- Advisory Committee Selection – completed
- Advisory Committee Scientific Review – currently underway
- USDA/HHS Dietary Guideline Development
The Vitamix Foundation is closely following this process and to ensure the guidelines are scientifically based and address. This critical period where early healthy eating patterns can be established. To learn more about the development of the new dietary guidelines go to https://www.dietaryguidelines.gov/.
Cochrane Systematic Review - Interventions for increasing eating of fruit and vegetables in children aged five years and under

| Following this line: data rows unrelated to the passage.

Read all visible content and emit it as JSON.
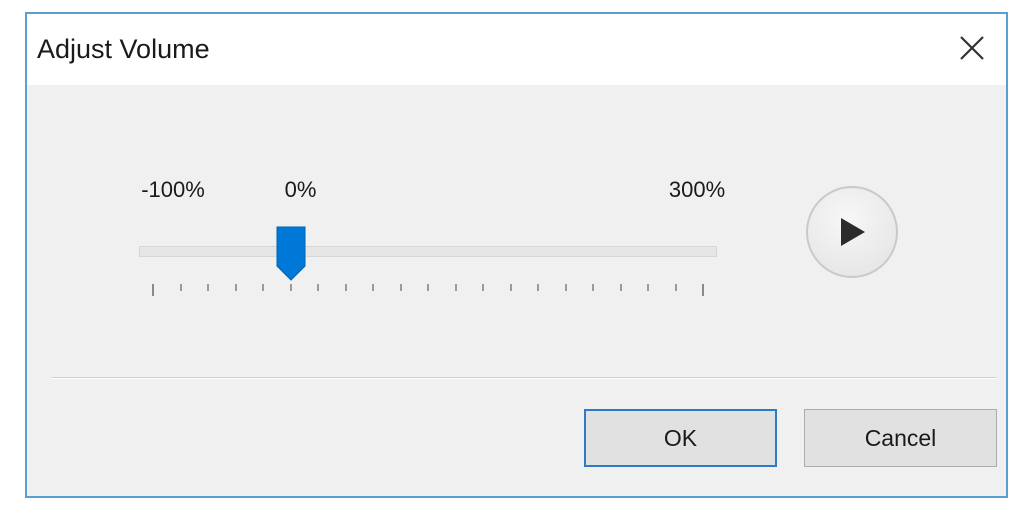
{
  "dialog": {
    "title": "Adjust Volume",
    "accent_color": "#0078d7"
  },
  "slider": {
    "min_label": "-100%",
    "current_label": "0%",
    "max_label": "300%",
    "min": -100,
    "max": 300,
    "value": 0,
    "tick_count": 21
  },
  "buttons": {
    "ok_label": "OK",
    "cancel_label": "Cancel"
  },
  "icons": {
    "close": "close-icon",
    "play": "play-icon"
  }
}
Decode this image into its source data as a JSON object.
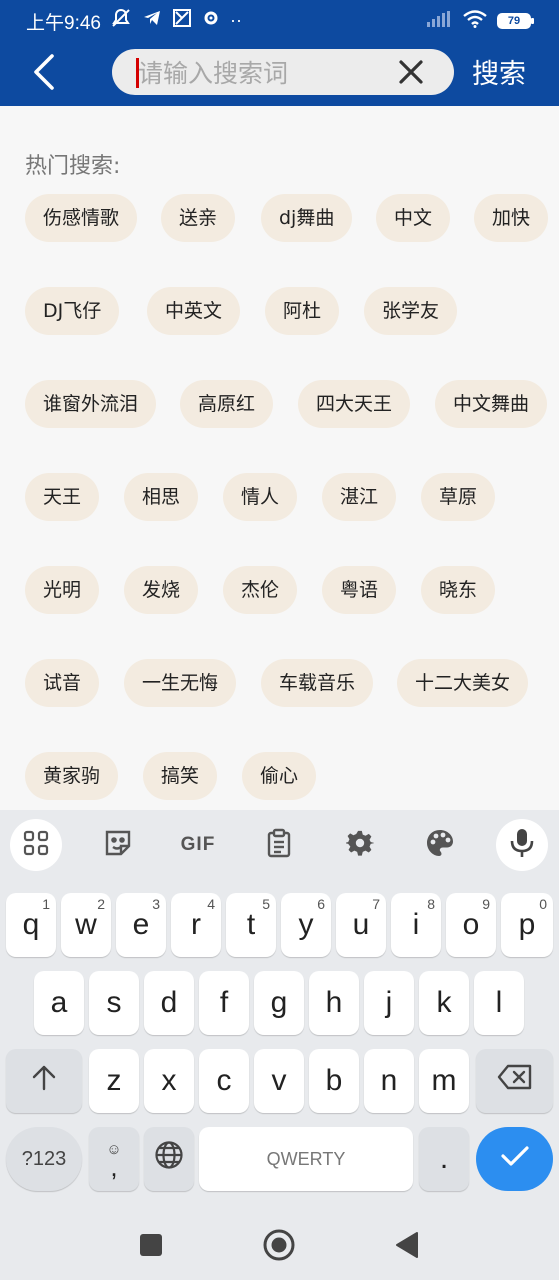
{
  "status_bar": {
    "time": "上午9:46",
    "battery": "79"
  },
  "header": {
    "search_placeholder": "请输入搜索词",
    "search_value": "",
    "search_button": "搜索"
  },
  "hot_search": {
    "title": "热门搜索:",
    "tags": [
      "伤感情歌",
      "送亲",
      "dj舞曲",
      "中文",
      "加快",
      "DJ飞仔",
      "中英文",
      "阿杜",
      "张学友",
      "谁窗外流泪",
      "高原红",
      "四大天王",
      "中文舞曲",
      "天王",
      "相思",
      "情人",
      "湛江",
      "草原",
      "光明",
      "发烧",
      "杰伦",
      "粤语",
      "晓东",
      "试音",
      "一生无悔",
      "车载音乐",
      "十二大美女",
      "黄家驹",
      "搞笑",
      "偷心"
    ]
  },
  "keyboard": {
    "toolbar": {
      "gif_label": "GIF"
    },
    "row1": [
      "q",
      "w",
      "e",
      "r",
      "t",
      "y",
      "u",
      "i",
      "o",
      "p"
    ],
    "row1_hints": [
      "1",
      "2",
      "3",
      "4",
      "5",
      "6",
      "7",
      "8",
      "9",
      "0"
    ],
    "row2": [
      "a",
      "s",
      "d",
      "f",
      "g",
      "h",
      "j",
      "k",
      "l"
    ],
    "row3": [
      "z",
      "x",
      "c",
      "v",
      "b",
      "n",
      "m"
    ],
    "symbols_key": "?123",
    "emoji_comma_key": ",",
    "space_label": "QWERTY",
    "period_key": "."
  },
  "icons": {
    "back": "chevron-left-icon",
    "clear": "close-icon",
    "grid": "apps-grid-icon",
    "sticker": "sticker-icon",
    "clipboard": "clipboard-icon",
    "settings": "gear-icon",
    "theme": "palette-icon",
    "mic": "microphone-icon",
    "shift": "shift-arrow-icon",
    "backspace": "backspace-icon",
    "globe": "globe-icon",
    "enter": "checkmark-icon"
  },
  "colors": {
    "header_bg": "#0d4aa0",
    "tag_bg": "#f3ebe0",
    "keyboard_bg": "#e8eaed",
    "enter_key": "#2c8ef0",
    "caret": "#d40000"
  }
}
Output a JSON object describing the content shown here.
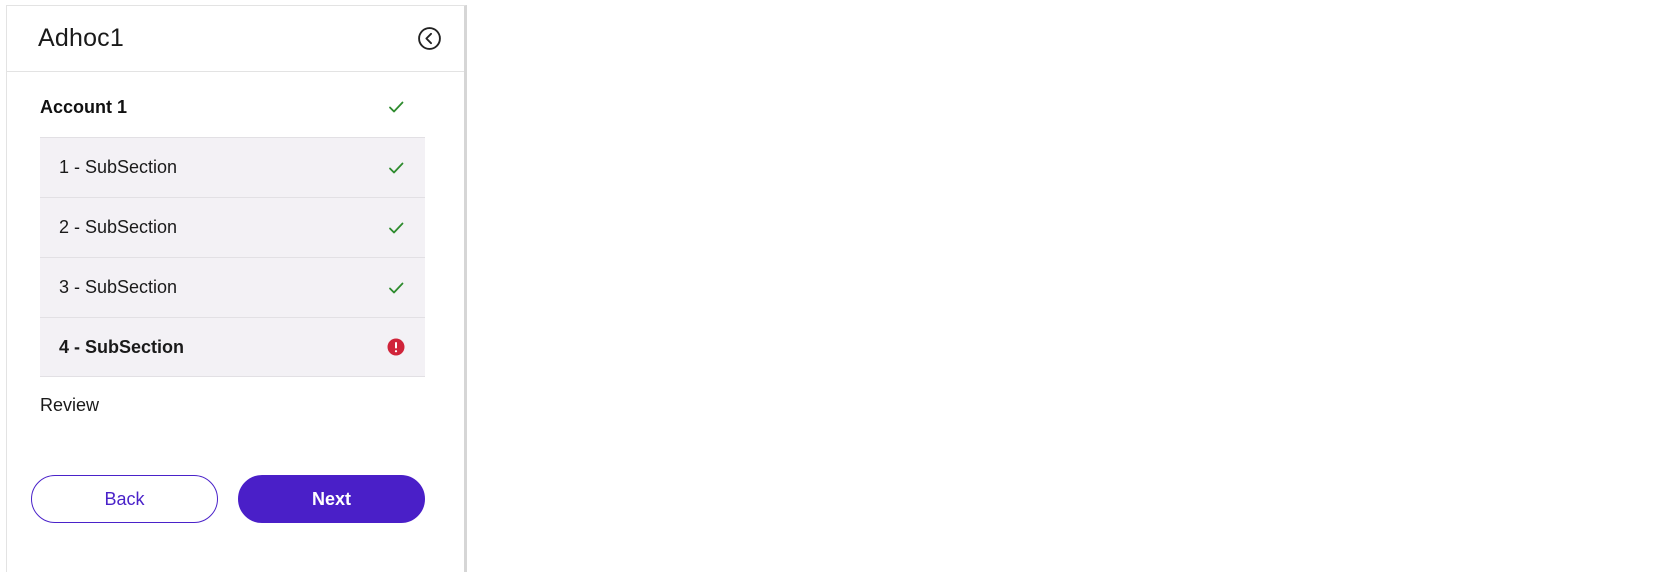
{
  "panel": {
    "title": "Adhoc1",
    "collapse_icon": "chevron-left-circle-icon"
  },
  "nav": {
    "section": {
      "label": "Account 1",
      "status": "complete"
    },
    "subsections": [
      {
        "label": "1 - SubSection",
        "status": "complete"
      },
      {
        "label": "2 - SubSection",
        "status": "complete"
      },
      {
        "label": "3 - SubSection",
        "status": "complete"
      },
      {
        "label": "4 - SubSection",
        "status": "error"
      }
    ],
    "review_label": "Review"
  },
  "footer": {
    "back_label": "Back",
    "next_label": "Next"
  },
  "colors": {
    "accent": "#4a1fc8",
    "success": "#2e8b2e",
    "error": "#d0243a",
    "subsection_bg": "#f3f1f5"
  }
}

Cochrane reviews are high-quality, relevant, up-to-date systematic reviews and other synthesized research evidence to inform health decision making. This recent review was designed to “assess the impact of interventions designed to increase eating of fruit or vegetables or both among children aged five years and under.” The review concluded “Despite identifying 63 eligible trials of various intervention approaches, the evidence for how to increase children's fruit and vegetable consumption remains limited.” Clearly more research is needed. This is a living systematic review. Living systematic reviews offer a new approach to review updating, in which the review is continually updated, incorporating relevant new evidence as it becomes available.
The Rudd Center for Food Policy & Obesity at the University of Connecticut “is a non-profit research and public policy organization devoted to promoting solutions to childhood obesity, poor diet, and weight bias through research and policy. The Rudd Center serves as a leader in building broad-based consensus to change diet and activity patterns, while holding industry and government agencies responsible for safeguarding public health. The Center serves as a leading research institution and clearinghouse for resources that add to our understanding of the complex forces affecting how we eat, how we stigmatize people with obesity, and how we can change.”
The reason they are on our radar is their work in two of their six areas of focus (Food Marketing and Schools, Families, and Communities) contribute important insights to our ongoing efforts related to the early learning environment.
There's a new report titled The Impact of the First 1,000 Days on Childhood Obesity by Healthy Eating Research (HER), a Robert Wood Johnson Foundation program.
"The first 1,000 days, or the period from conception through age 2, is increasingly recognized as a critical period for the development of childhood obesity and its adverse consequences. This issue brief is based on two review papers that examined evidence on risk factors for developing childhood obesity and interventions that could prevent childhood obesity later in life. The evidence is presented on risk factors from conception to delivery, and from birth through age 2. Several risk factors were consistently associated with later childhood overweight: higher maternal pre-pregnancy BMI; maternal excess weight gain during pregnancy; prenatal tobacco exposure; high infant birth weight; and high infant weight gain. The evidence on interventions includes those conducted during pregnancy, those starting at pregnancy and continuing after birth, and those starting after birth but before age 2. Only a small number of effective early-life interventions for childhood obesity were found, and most interventions focused on individual or family-level behavior changes. Interventions focusing on multiple risk factors and delivered across a variety of settings may help reduce childhood obesity risk."